Semaine: Who are your biggest inspirations and icons, and have they changed over time?
Sabine: The 80’s are a very big part of what I feel connected to and what makes me vibrate. This all comes from things that are stuck in my visual memory from when I was a child. It’s hard to explain because it’s kind of like a visual of my mother's up-dos and crazy big shoulders and red nails and colours, the Memphis design. All of that was printed in my mind and I noticed that I constantly tried to go back to that… Maybe it was an especially happy time or something that I’m always trying to recreate and bring out in my design. Something very colourful and happy and just a bit 80s!
Semaine: Do you find it hard to stay modern but also maintain a classic element to your designs?

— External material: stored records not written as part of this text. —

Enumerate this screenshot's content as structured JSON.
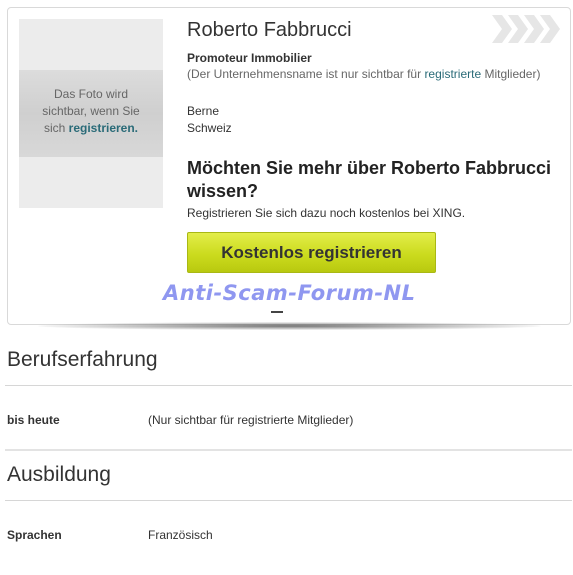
{
  "profile": {
    "name": "Roberto Fabbrucci",
    "job_title": "Promoteur Immobilier",
    "company_note_prefix": "(Der Unternehmensname ist nur sichtbar für ",
    "company_note_link": "registrierte",
    "company_note_suffix": " Mitglieder)",
    "city": "Berne",
    "country": "Schweiz",
    "photo_text_line1": "Das Foto wird",
    "photo_text_line2": "sichtbar, wenn Sie",
    "photo_text_line3_prefix": "sich ",
    "photo_text_line3_link": "registrieren."
  },
  "cta": {
    "heading": "Möchten Sie mehr über Roberto Fabbrucci wissen?",
    "subtext": "Registrieren Sie sich dazu noch kostenlos bei XING.",
    "button_label": "Kostenlos registrieren"
  },
  "watermark": "Anti-Scam-Forum-NL",
  "experience": {
    "title": "Berufserfahrung",
    "rows": [
      {
        "label": "bis heute",
        "value": "(Nur sichtbar für registrierte Mitglieder)"
      }
    ]
  },
  "education": {
    "title": "Ausbildung",
    "rows": [
      {
        "label": "Sprachen",
        "value": "Französisch"
      }
    ]
  },
  "colors": {
    "link": "#2a6b78",
    "button": "#cbdb1e",
    "watermark": "#8f97f0"
  }
}
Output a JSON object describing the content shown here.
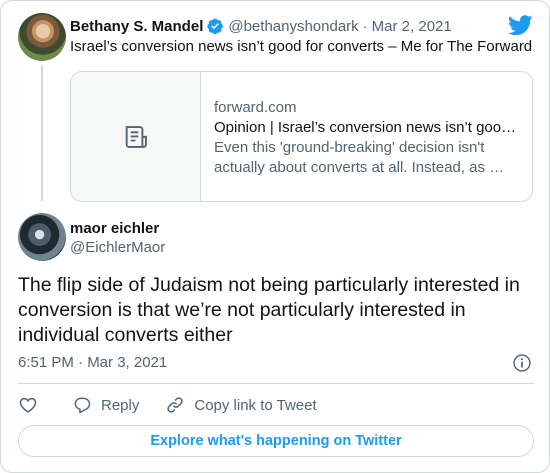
{
  "colors": {
    "accent": "#1d9bf0",
    "secondary_text": "#536471",
    "border": "#cfd9de",
    "text": "#0f1419"
  },
  "parent_tweet": {
    "name": "Bethany S. Mandel",
    "handle": "@bethanyshondark",
    "separator": "·",
    "date": "Mar 2, 2021",
    "text": "Israel’s conversion news isn’t good for converts – Me for The Forward",
    "link_card": {
      "domain": "forward.com",
      "title": "Opinion | Israel’s conversion news isn’t goo…",
      "description": "Even this 'ground-breaking' decision isn't actually about converts at all. Instead, as …",
      "thumbnail_icon": "document-icon"
    }
  },
  "tweet": {
    "name": "maor eichler",
    "handle": "@EichlerMaor",
    "text": "The flip side of Judaism not being particularly interested in conversion is that we’re not particularly interested in individual converts either",
    "timestamp": "6:51 PM · Mar 3, 2021"
  },
  "actions": {
    "reply_label": "Reply",
    "copy_label": "Copy link to Tweet"
  },
  "explore_label": "Explore what's happening on Twitter"
}
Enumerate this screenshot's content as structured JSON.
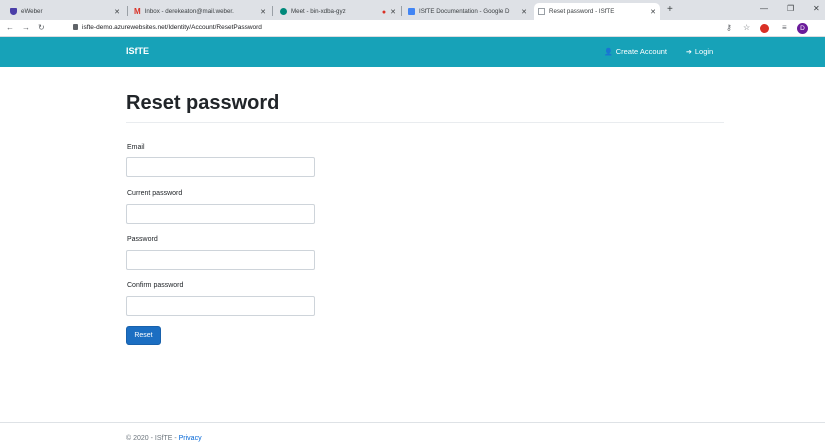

Sabine: Yes, but in the sense that I’m not very modern, like literally two days ago I was in a vintage store and there were all these incredible Yves Saint Laurent pieces. I put them on and I find them so fabulous and then I notice that it’s, you know, huge shoulders, coloured fabrics, very heavy in print and it’s very significant of a time that is not today, so my only way to live in both worlds is to be wearing those Yves Saint Laurent pieces with jeans or Supergas. For me, modernity is comfort, and chic is elegance. It’s a form of innate elegance and Yves Saint Laurent is all about that. That’s one of the best ways to describe it, an Yves Saint Laurent jacket and jeans, for me that’s chic and modern at the same time.
Semaine: Who are your chic icons?
Sabine: For me, there is no one more chic than Catherine Deneuve, and I think if you were to tell her that, it would piss her off so much… That’s what’s so chic about her. She really doesn’t give a shit, and that’s why I love her so much. She’s super chic and she really doesn’t care to be that.
Semaine: Is this a something that you take into your own designs, especially when creating new collections?
Sabine: No, not at all, and it’s not even thought about. I’m just going to create something that I feel like creating or wearing. Or if I think “Oh, wouldn’t it be cool if something like that existed” and chic is not something you can fabricate. It’s always either there or not there.
Semaine: For you, jewellery design stuck, but what advice do you have for those who haven’t yet figured out their creative calling?
Sabine: I would say, focus on your lane. Don’t look left or right too much, just do you. And also don’t limit yourself at just one thing, people are so multi-talented and it’s so annoying to see people just pursuing one thing, if you’re a creative person, you can be creative in many fields, so just go for it!
By Kezia Navey for Semaine.